### [What the task requires]
Would you please restate the data exactly as it stands, apart from the pictures?
↓
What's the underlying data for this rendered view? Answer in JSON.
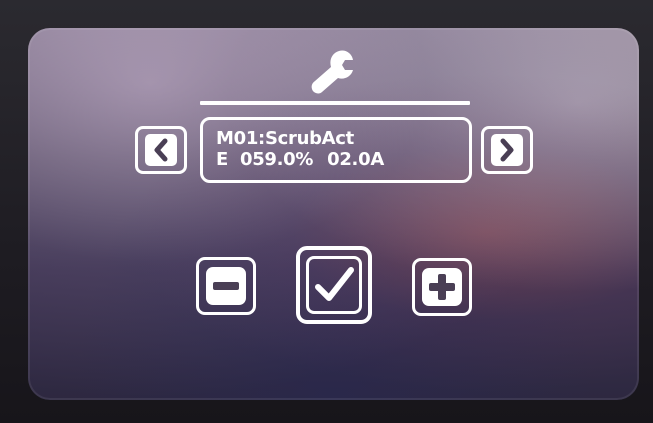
{
  "header": {
    "icon": "wrench-icon"
  },
  "display": {
    "line1": "M01:ScrubAct",
    "mode": "E",
    "percent": "059.0%",
    "current": "02.0A"
  },
  "navigation": {
    "prev_icon": "chevron-left-icon",
    "next_icon": "chevron-right-icon"
  },
  "actions": {
    "minus_icon": "minus-icon",
    "confirm_icon": "checkmark-icon",
    "plus_icon": "plus-icon"
  },
  "colors": {
    "foreground": "#ffffff"
  }
}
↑
### [Solution to the problem]
What's the underlying data for this rendered view? Answer in JSON.
{
  "header": {
    "icon": "wrench-icon"
  },
  "display": {
    "line1": "M01:ScrubAct",
    "mode": "E",
    "percent": "059.0%",
    "current": "02.0A"
  },
  "navigation": {
    "prev_icon": "chevron-left-icon",
    "next_icon": "chevron-right-icon"
  },
  "actions": {
    "minus_icon": "minus-icon",
    "confirm_icon": "checkmark-icon",
    "plus_icon": "plus-icon"
  },
  "colors": {
    "foreground": "#ffffff"
  }
}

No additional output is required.